Ask yourself as well how many days, weeks, or months in the absence of NATO you think it would take Vladimir Putin to send troops across that bridge and across that river because the Russian people of Narva are facing some great fictional oppression.
The countries with cities like Narva all know that it would not take long.
So how did the Estonian police handle my requests to project? It okayed the operation in Tallinn, which wrapped up about an hour ago. And the border police asked me to reconsider my Narva plans and not do a projection there.
The reason was not legality; the police did not direct me to stand down in Narva. They requested, rather, that I reconsider my plans. To be clear, the reason also wasn’t fear of provoking an international cross-border incident. The structure of deterrence is strong and stable here, thanks to Estonia’s NATO membership.
Rather, the authorities asked me not to project in Narva out of fear of what we might politely term domestic violent extremism among Russians on the Estonian side of the river. Things are tense in Narva, and the police are understandably concerned that putting a giant “Putin is a Dick” sign on Ivangorod fortress—or even putting a tasteful Ukraine flag on it—might spark violence.
Sparking violence is not my jam. And while I am all for provoking the Russians, I have no interest in creating problems for law enforcement in allied countries or exacerbating local tensions that others then have to manage.

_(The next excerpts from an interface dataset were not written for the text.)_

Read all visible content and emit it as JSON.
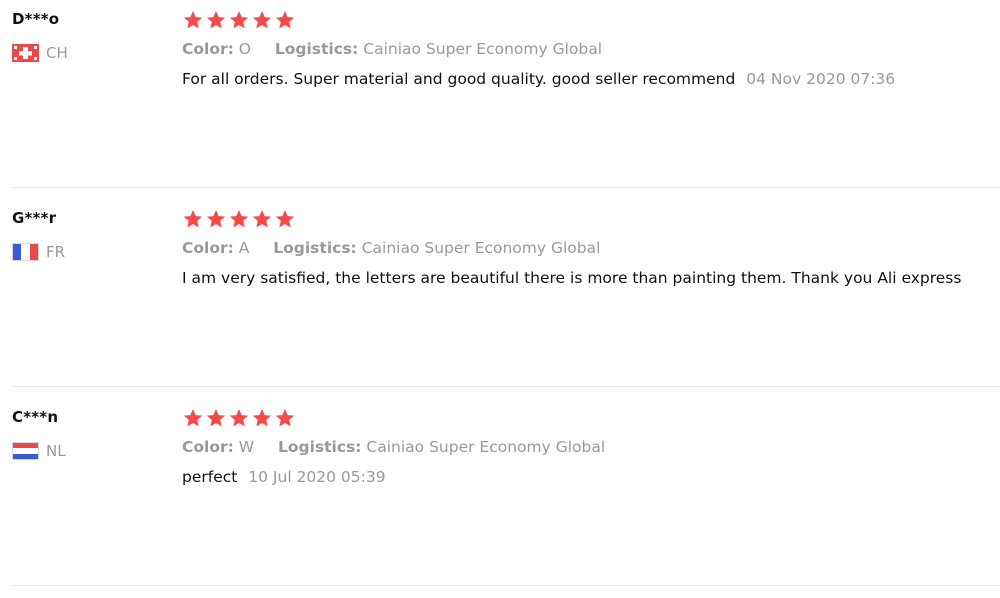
{
  "colors": {
    "star": "#f44a4a",
    "muted_text": "#999999",
    "body_text": "#111111",
    "divider": "#e8e8e8"
  },
  "labels": {
    "color": "Color:",
    "logistics": "Logistics:"
  },
  "reviews": [
    {
      "user": "D***o",
      "country_code": "CH",
      "flag_icon": "switzerland-flag-icon",
      "rating": 5,
      "color_value": "O",
      "logistics_value": "Cainiao Super Economy Global",
      "text": "For all orders. Super material and good quality. good seller recommend",
      "date": "04 Nov 2020 07:36"
    },
    {
      "user": "G***r",
      "country_code": "FR",
      "flag_icon": "france-flag-icon",
      "rating": 5,
      "color_value": "A",
      "logistics_value": "Cainiao Super Economy Global",
      "text": "I am very satisfied, the letters are beautiful there is more than painting them. Thank you Ali express",
      "date": ""
    },
    {
      "user": "C***n",
      "country_code": "NL",
      "flag_icon": "netherlands-flag-icon",
      "rating": 5,
      "color_value": "W",
      "logistics_value": "Cainiao Super Economy Global",
      "text": "perfect",
      "date": "10 Jul 2020 05:39"
    }
  ]
}
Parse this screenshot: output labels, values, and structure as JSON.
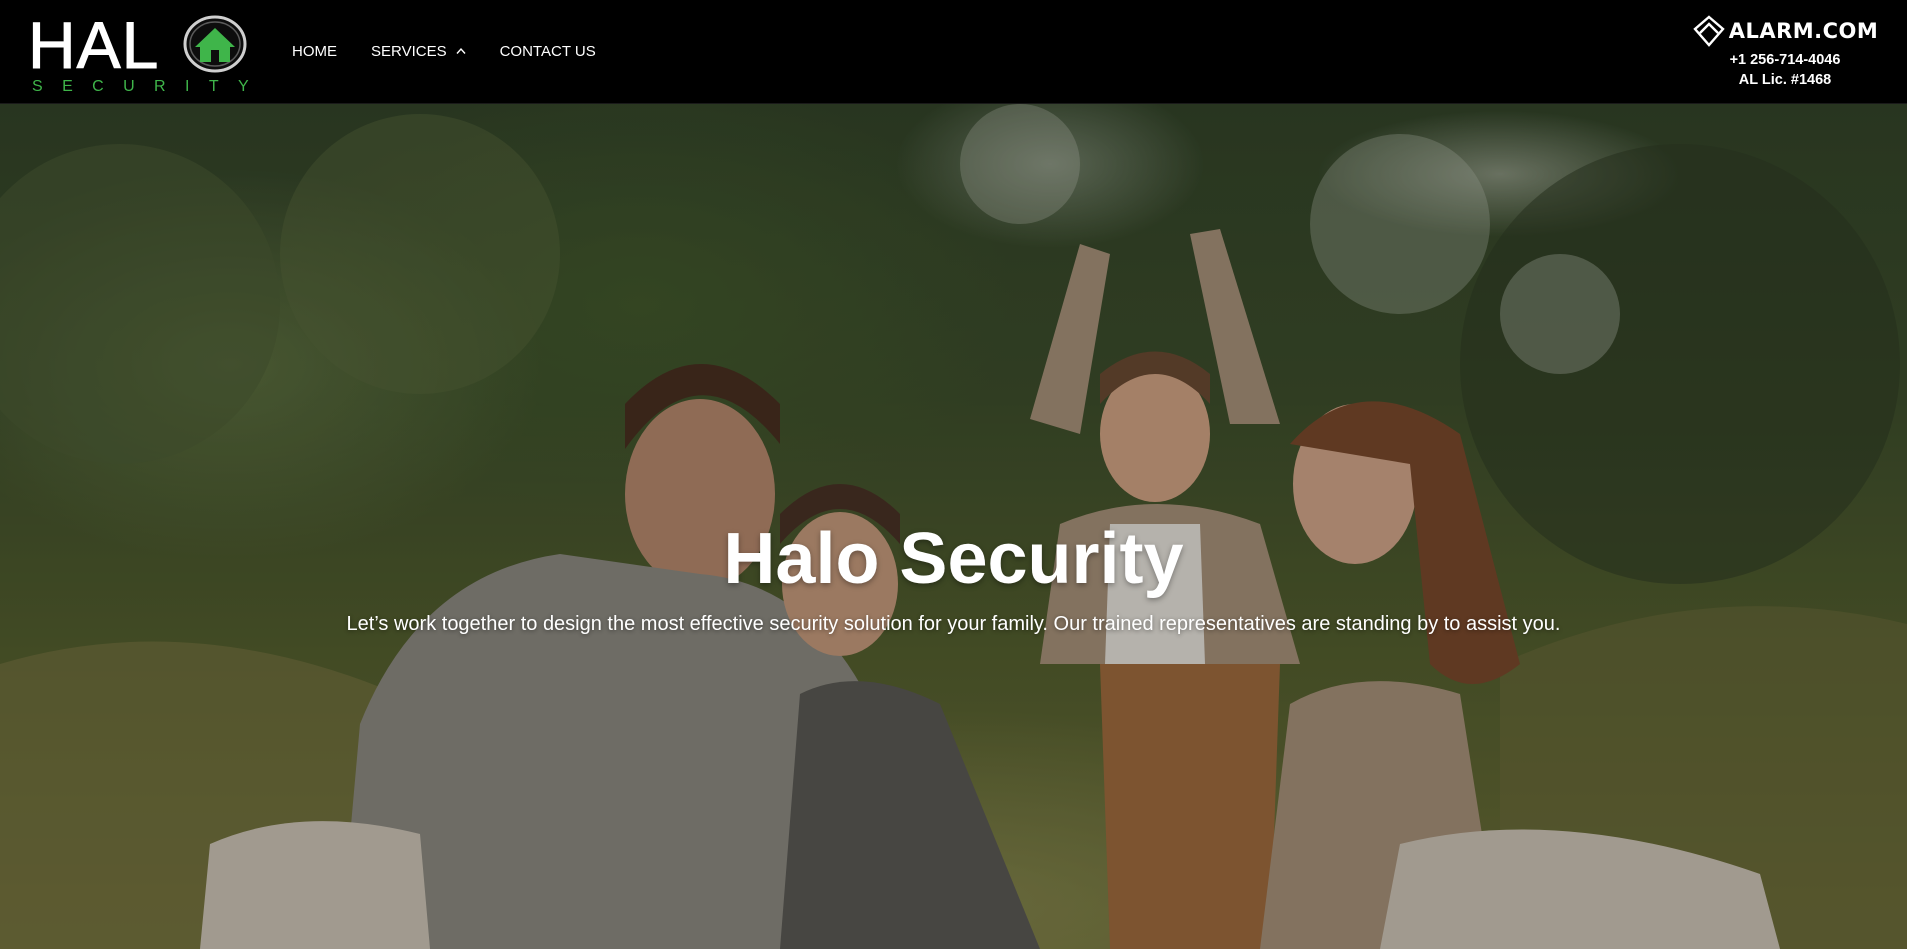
{
  "brand": {
    "name": "HAL",
    "tagline": "SECURITY",
    "accent_color": "#3fb54a",
    "icon": "house-globe-icon"
  },
  "nav": {
    "items": [
      {
        "label": "HOME"
      },
      {
        "label": "SERVICES",
        "icon": "chevron-up-icon"
      },
      {
        "label": "CONTACT US"
      }
    ]
  },
  "partner": {
    "name": "ALARM.COM",
    "icon": "alarm-com-logo-icon",
    "phone": "+1 256-714-4046",
    "license": "AL Lic. #1468"
  },
  "hero": {
    "title": "Halo Security",
    "subtitle": "Let’s work together to design the most effective security solution for your family. Our trained representatives are standing by to assist you."
  }
}
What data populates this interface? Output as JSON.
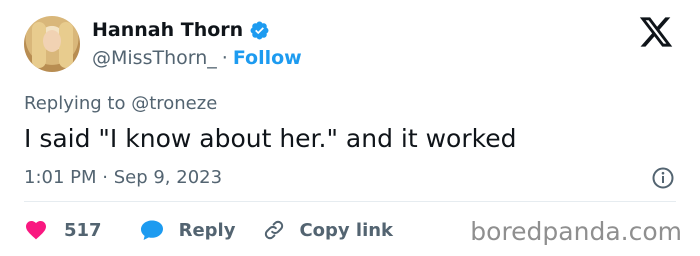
{
  "author": {
    "name": "Hannah Thorn",
    "handle": "@MissThorn_",
    "separator": "·",
    "follow_label": "Follow"
  },
  "reply_context": "Replying to @troneze",
  "tweet": {
    "text": "I said \"I know about her.\" and it worked",
    "timestamp": "1:01 PM · Sep 9, 2023"
  },
  "actions": {
    "likes_count": "517",
    "reply_label": "Reply",
    "copy_link_label": "Copy link"
  },
  "icons": {
    "verified": "verified-badge-icon",
    "x_logo": "x-logo-icon",
    "info": "info-icon",
    "heart": "heart-icon",
    "reply": "reply-bubble-icon",
    "link": "link-icon"
  },
  "colors": {
    "accent": "#1d9bf0",
    "like": "#f91880",
    "secondary_text": "#536471",
    "primary_text": "#0f1419"
  },
  "watermark": "boredpanda.com"
}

Having spent the day yesterday in Narva, the Estonian fears seem entirely legitimate. So I have decided to honor the request and not project in Narva. Managing Russian irredentist sentiment in Narva is hard enough. I don’t want to make it harder.